GAINESVILLE, Fla., June 26, 2000 -- Leslie McClellan, 68, could barely hold an empty soft drink can with his left hand years after a stroke rendered his left side almost completely useless. Forget about picking up a piece of paper or grasping a pencil -- or, worse yet, preparing meals.
Now he can anchor a piece of steak with a fork to cut it and once again clutch an apple.
The turnabout came after McClellan participated in a University of Florida study that used a slight electrical current to painlessly stimulate the muscles of his arm. He was one of several who regained some use of their affected fingers, hand and arm after undergoing the therapy, among the experimental rehabilitation techniques scientists say could revolutionize the way patients are treated in the months and years after a stroke, a leading cause of motor disability.
Every 53 seconds, someone in the United States has a stroke, according to the American Heart Association. About 600,000 Americans will suffer one this year, and 160,000 of them will die.
Known as electromyography-triggered neuromuscular electrical stimulation, the approach is thought to retrain the brain to control voluntary movements, which often are impeded by a stroke, said James Cauraugh, an associate professor of exercise and sport sciences in UF's College of Health and Human Performance.
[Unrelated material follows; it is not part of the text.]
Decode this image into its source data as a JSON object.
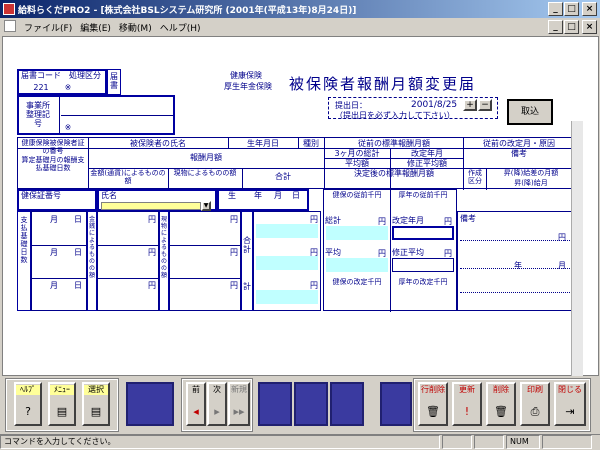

"It's important to work on the wrist and fingers because often they are in a state of flexion; that's when the fingers, the wrist and the elbow are all curled up close to the body," Cauraugh said. "Patients have the tendency to only grab things, rather than to extend their fingers, which often want to stay in a fist. They aren't able to activate the control, to turn on the muscles to extend those fingers."
So Cauraugh and colleagues from UF's College of Health Professions -- including physical therapists Kathye Light and Andrea Behrman -- set out to determine whether a small electrical stimulus could activate arm musc
Contact: Melanie Fridl Ross
University of Florida